If Nigeria can harness agricultural produce for export, it can earn more than what it currently earns from crude oil, immediate past Managing Director of Nahco Free Trade Zone, Mr. Baba Yusuf, has said.

Yusuf said economic diversification was the key to rebuild Nigeria’s economy, noting that increasing quality export of agricultural produce would not only earn Nigeria foreign exchange, but also empower farmers and entrepreneurs economically in rural communities.

He believed what the federal government needed was to sustain the encouragement of the export of these goods through favourable policies, while the country improves its quality standards of productions, processing, storage and other logistics, regulations and our overall global competitiveness. Key also, according to him, is the reduction of the cost of doing business.

“Let me take this from the point of view of the global economic realities and necessities. Hydrocarbons are taking the back seats in driving the global economy and in the next few years, we are going to see more and more the reality of diversification. And looking at diversification as the key driver of the economy, going forward, one would expect that the way to go, is to see how we can influence, trigger and push for outflows and outbound cargo, which is export,” he said.

Yusuf, said significant efforts that had already been made by the federal government in the past three to four years in export of perishable agricultural produce had shown that Nigeria could depend on and it could more than serve as alternative source of foreign exchange.

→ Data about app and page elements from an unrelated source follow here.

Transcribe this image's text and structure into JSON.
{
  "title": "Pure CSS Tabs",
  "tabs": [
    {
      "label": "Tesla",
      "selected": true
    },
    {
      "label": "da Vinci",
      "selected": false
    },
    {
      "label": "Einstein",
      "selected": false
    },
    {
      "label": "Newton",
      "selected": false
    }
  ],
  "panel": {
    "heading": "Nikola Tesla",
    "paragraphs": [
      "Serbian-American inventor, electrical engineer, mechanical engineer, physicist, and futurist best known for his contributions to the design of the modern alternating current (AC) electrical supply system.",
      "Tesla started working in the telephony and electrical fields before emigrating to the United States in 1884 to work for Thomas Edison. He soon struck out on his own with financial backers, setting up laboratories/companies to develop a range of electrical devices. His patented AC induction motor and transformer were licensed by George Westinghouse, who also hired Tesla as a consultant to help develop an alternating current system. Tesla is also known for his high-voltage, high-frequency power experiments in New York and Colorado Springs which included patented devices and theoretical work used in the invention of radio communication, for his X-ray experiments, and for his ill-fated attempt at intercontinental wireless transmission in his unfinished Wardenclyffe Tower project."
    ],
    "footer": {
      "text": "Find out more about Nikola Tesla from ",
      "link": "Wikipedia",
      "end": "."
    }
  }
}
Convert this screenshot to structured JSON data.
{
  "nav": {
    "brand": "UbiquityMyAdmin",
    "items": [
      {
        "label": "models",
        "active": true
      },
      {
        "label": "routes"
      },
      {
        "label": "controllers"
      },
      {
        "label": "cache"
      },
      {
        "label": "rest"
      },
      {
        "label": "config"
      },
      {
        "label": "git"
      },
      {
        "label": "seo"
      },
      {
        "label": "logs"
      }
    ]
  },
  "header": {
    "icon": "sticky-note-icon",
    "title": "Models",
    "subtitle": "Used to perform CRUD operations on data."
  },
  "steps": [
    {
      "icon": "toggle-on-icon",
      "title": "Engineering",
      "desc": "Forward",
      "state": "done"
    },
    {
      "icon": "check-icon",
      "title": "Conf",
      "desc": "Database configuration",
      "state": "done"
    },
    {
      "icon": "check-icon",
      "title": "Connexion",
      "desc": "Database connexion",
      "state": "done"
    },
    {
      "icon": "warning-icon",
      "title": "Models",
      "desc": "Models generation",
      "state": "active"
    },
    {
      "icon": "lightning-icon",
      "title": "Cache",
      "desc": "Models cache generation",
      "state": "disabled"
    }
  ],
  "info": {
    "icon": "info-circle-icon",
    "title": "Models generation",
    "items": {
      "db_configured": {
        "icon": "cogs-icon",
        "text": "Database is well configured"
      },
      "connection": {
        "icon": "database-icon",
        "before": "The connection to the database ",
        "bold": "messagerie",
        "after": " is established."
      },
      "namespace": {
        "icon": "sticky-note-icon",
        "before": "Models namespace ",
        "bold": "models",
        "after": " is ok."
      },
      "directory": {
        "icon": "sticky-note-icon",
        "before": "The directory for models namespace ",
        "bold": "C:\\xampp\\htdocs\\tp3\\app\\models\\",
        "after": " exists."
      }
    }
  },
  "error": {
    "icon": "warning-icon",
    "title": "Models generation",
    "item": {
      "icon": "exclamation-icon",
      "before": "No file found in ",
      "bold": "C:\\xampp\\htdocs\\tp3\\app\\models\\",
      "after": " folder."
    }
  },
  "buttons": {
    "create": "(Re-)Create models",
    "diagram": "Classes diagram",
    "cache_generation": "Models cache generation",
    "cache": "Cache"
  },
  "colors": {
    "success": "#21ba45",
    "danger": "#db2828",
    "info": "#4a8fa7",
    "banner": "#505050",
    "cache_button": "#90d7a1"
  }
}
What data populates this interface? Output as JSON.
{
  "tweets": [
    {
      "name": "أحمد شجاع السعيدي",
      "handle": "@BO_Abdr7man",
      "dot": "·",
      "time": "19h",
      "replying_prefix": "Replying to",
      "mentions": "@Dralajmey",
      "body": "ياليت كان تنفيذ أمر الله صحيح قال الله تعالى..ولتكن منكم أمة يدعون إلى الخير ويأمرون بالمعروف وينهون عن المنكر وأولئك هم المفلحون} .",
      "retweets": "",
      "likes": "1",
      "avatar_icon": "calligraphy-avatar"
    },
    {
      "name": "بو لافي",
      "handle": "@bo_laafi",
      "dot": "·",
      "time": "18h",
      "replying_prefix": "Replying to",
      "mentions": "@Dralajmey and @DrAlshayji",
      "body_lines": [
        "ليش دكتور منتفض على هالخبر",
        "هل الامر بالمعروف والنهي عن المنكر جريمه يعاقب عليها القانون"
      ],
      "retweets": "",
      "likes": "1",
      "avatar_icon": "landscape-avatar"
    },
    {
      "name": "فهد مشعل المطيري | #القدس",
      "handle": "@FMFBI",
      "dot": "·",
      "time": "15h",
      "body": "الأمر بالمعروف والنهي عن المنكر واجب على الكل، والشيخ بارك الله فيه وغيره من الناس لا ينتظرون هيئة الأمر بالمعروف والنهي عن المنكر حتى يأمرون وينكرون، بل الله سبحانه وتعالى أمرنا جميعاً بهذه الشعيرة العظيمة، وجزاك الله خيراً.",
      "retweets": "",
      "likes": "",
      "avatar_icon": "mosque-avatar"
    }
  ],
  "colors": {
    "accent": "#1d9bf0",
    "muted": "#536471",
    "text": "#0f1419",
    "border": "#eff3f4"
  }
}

“You catalyse cargo export for economic development. In the last three to four years that this has been happening we have seen how it has been impacting our economy and more importantly, it has impacted the common man. Go to villages, you will see how the agribusiness is boosting their finances and people are really flourishing and it now brings to reality the need for us to upscale our standardization,” he reasoned.

Yusuf, noted that the major challenge Nigeria had was standardisation, lack of proper storage facilities and lack of proper value addition as well as the right infrastructure.

“These are very critical. The Executive Orders on Ease of Doing Business have been helpful in improving our business processes. But I think more needs to be done to that effect in terms of execution. And we believe that it is not the sole responsibility of government, but rather a collaboration between private and public sector in trying to see how we can boost our export in terms of agribusiness and in terms of local manufacturing industry,” Yusuf added.

“We expect exponential growth of the Airport Free Trade Zones and indeed the Nigerian aviation sector going forward, especially in terms of exports. The opportunities that the airport free trade zones present to international and local businesses are a lot. One of the critical examples of such opportunities is trans-shipment, where major logistic companies or major organisations that do global businesses can use Lagos as their trans-shipment hub for the entire sub-Sahara Africa or for West Africa.

The former chief executive said free trade zones were highly regulated, noting that compliance with regulations of Nigeria Export Processing Zone Authority (NEPZA) and compliance with Customs regulation was very critical.
“Non-compliance with any of the regulations may lead to the forfeiture of operating license and probably prosecution and therefore compliance is very important,” he added.